#### Exercise details
Identical copies of all the records below are needed.

── Information shown ──

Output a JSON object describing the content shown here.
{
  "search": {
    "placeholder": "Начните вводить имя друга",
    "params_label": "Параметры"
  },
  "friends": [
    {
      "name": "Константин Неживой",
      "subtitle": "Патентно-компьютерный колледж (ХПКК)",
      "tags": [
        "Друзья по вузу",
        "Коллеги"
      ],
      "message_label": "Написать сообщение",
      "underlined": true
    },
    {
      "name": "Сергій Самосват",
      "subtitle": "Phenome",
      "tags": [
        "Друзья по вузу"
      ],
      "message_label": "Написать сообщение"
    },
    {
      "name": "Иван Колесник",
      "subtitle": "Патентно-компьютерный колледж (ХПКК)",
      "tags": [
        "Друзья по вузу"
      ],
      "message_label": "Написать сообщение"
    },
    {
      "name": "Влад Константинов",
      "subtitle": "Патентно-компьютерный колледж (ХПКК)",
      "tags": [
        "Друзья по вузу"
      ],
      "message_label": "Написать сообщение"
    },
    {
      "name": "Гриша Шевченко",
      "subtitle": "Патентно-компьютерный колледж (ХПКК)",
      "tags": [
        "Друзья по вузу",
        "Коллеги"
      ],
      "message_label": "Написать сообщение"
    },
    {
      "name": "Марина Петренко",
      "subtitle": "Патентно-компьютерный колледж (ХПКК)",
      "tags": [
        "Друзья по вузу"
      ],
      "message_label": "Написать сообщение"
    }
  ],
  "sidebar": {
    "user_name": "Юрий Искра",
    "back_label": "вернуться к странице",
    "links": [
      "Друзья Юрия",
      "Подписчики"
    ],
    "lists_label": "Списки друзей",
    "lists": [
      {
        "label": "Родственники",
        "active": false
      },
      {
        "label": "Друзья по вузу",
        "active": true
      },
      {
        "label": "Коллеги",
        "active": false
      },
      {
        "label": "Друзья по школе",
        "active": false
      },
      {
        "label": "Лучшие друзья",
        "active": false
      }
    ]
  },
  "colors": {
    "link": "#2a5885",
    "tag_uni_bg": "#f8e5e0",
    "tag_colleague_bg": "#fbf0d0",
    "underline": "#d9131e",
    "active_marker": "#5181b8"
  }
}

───

#### Answer section
Output a JSON object describing the content shown here.
{
  "search": {
    "placeholder": "Начните вводить имя друга",
    "params_label": "Параметры"
  },
  "friends": [
    {
      "name": "Константин Неживой",
      "subtitle": "Патентно-компьютерный колледж (ХПКК)",
      "tags": [
        "Друзья по вузу",
        "Коллеги"
      ],
      "message_label": "Написать сообщение",
      "underlined": true
    },
    {
      "name": "Сергій Самосват",
      "subtitle": "Phenome",
      "tags": [
        "Друзья по вузу"
      ],
      "message_label": "Написать сообщение"
    },
    {
      "name": "Иван Колесник",
      "subtitle": "Патентно-компьютерный колледж (ХПКК)",
      "tags": [
        "Друзья по вузу"
      ],
      "message_label": "Написать сообщение"
    },
    {
      "name": "Влад Константинов",
      "subtitle": "Патентно-компьютерный колледж (ХПКК)",
      "tags": [
        "Друзья по вузу"
      ],
      "message_label": "Написать сообщение"
    },
    {
      "name": "Гриша Шевченко",
      "subtitle": "Патентно-компьютерный колледж (ХПКК)",
      "tags": [
        "Друзья по вузу",
        "Коллеги"
      ],
      "message_label": "Написать сообщение"
    },
    {
      "name": "Марина Петренко",
      "subtitle": "Патентно-компьютерный колледж (ХПКК)",
      "tags": [
        "Друзья по вузу"
      ],
      "message_label": "Написать сообщение"
    }
  ],
  "sidebar": {
    "user_name": "Юрий Искра",
    "back_label": "вернуться к странице",
    "links": [
      "Друзья Юрия",
      "Подписчики"
    ],
    "lists_label": "Списки друзей",
    "lists": [
      {
        "label": "Родственники",
        "active": false
      },
      {
        "label": "Друзья по вузу",
        "active": true
      },
      {
        "label": "Коллеги",
        "active": false
      },
      {
        "label": "Друзья по школе",
        "active": false
      },
      {
        "label": "Лучшие друзья",
        "active": false
      }
    ]
  },
  "colors": {
    "link": "#2a5885",
    "tag_uni_bg": "#f8e5e0",
    "tag_colleague_bg": "#fbf0d0",
    "underline": "#d9131e",
    "active_marker": "#5181b8"
  }
}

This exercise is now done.